A 14-year-old girl from a well-known Northern Territory cattle family who took her own life last week has been remembered by her family as a “kind, caring and beautiful soul” as they launched a social media campaign to raise awareness of bullying and harassment.
The family of Amy “Dolly” Everett, who was once the face of iconic Australian hat company Akubra, said they wanted to spare other families the grief they were experiencing at her loss, which they said came after she was tormented by cyber bullies.
In a statement provided to the ABC on Wednesday, parents Tick and Kate Everett and sister Meg thanked the community for the “overwhelming response we have received since our world came crashing down around us when our beautiful Dolly left our family”.
They asked for time to celebrate Dolly’s life.
“This is all we are capable of at the moment and ask for your respect to give us time to grieve,” the family said.

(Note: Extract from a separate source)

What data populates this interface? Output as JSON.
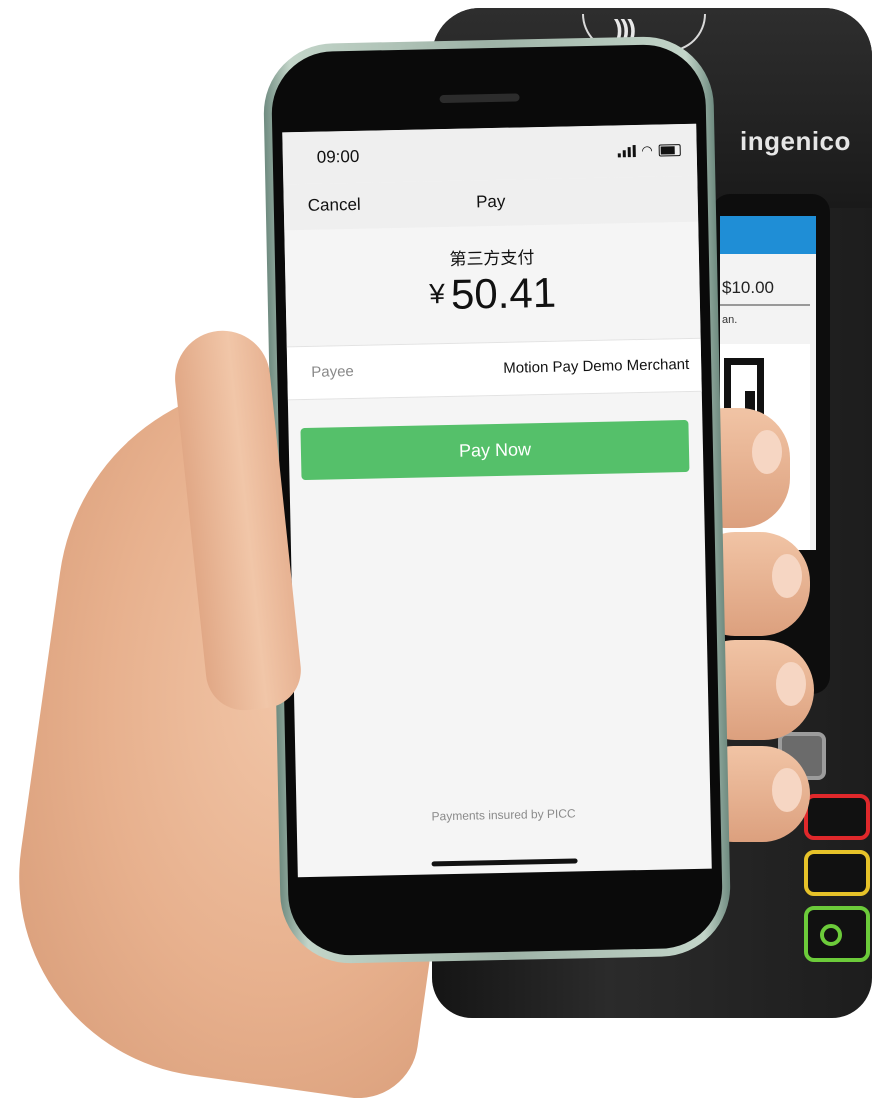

“Our daughter Dolly was the kindest, caring, beautiful soul, and she was always caring for animals, small children, other children at boarding school who were less fortunate than herself.
“Out of all the sadness that the loss of our daughter has brought to our lives, we feel that through losing Dolly we would like to help other families by making an awareness of bullying and harassment that some people are sadly subject to.”
They said their goal was to establish a trust called “Dolly’s Dream” to raise awareness of bullying, anxiety, depression, and youth suicide.
“Before Dolly died, she completed a drawing and wrote the words ‘Stand up, speak even if your voice shakes’,” her family said.
“This powerful message tells the dark, scary place our beautiful angel had travelled to.
“We are not concerned with the who or the why of who pushed our daughter to this point, we just want to save another family going through the sadness and tragedy that our family is experiencing.”
‘Bullying of any type is unacceptable’: Akubra
On Facebook, Tick Everett said Dolly’s life “will not be wasted” if the family could stop the suffering of others.
“Unfortunately Dolly will never know the great pain and emptiness left behind,” he wrote.
Mr Everett went on to challenge those who had bullied his daughter to attend her funeral and see the devastation left behind.
Hat company Akubra posted its own message of support.
The company had used a photograph taken of Dolly eight years ago in their annual Christmas campaigns.
“To think that anyone could feel so overwhelmed and that is their only option is unfathomable. Bullying of any type is unacceptable,” the Akubra post said.
Dolly was from Katherine but attended boarding school at Scots PGC College in Warwick, Queensland.
Supporters share own experiences to raise awareness
The close-knit pastoral community is said to be devastated by the death, and many people posted messages of support and shared their own experiences with bullying and mental health.
Friends and family took aim at so-called keyboard warriors and vowed to protect Dolly’s memory by throwing support behind raising a greater awareness of youth bullying.
“Please tell your children about Dolly and please, please teach them to be kind, tolerant, understanding,” Rachel Rohde posted on Facebook.
The memorial will be held in Katherine this Friday.
Anyone needing support can call Lifeline on 13 11 14, Kids Helpline on 1800 551 800, MensLine Australia on 1300 789 978, Suicide Call Back Service on 1300 659 467, Beyond Blue on 1300 22 46 36 or Headspace on 1800 650 890.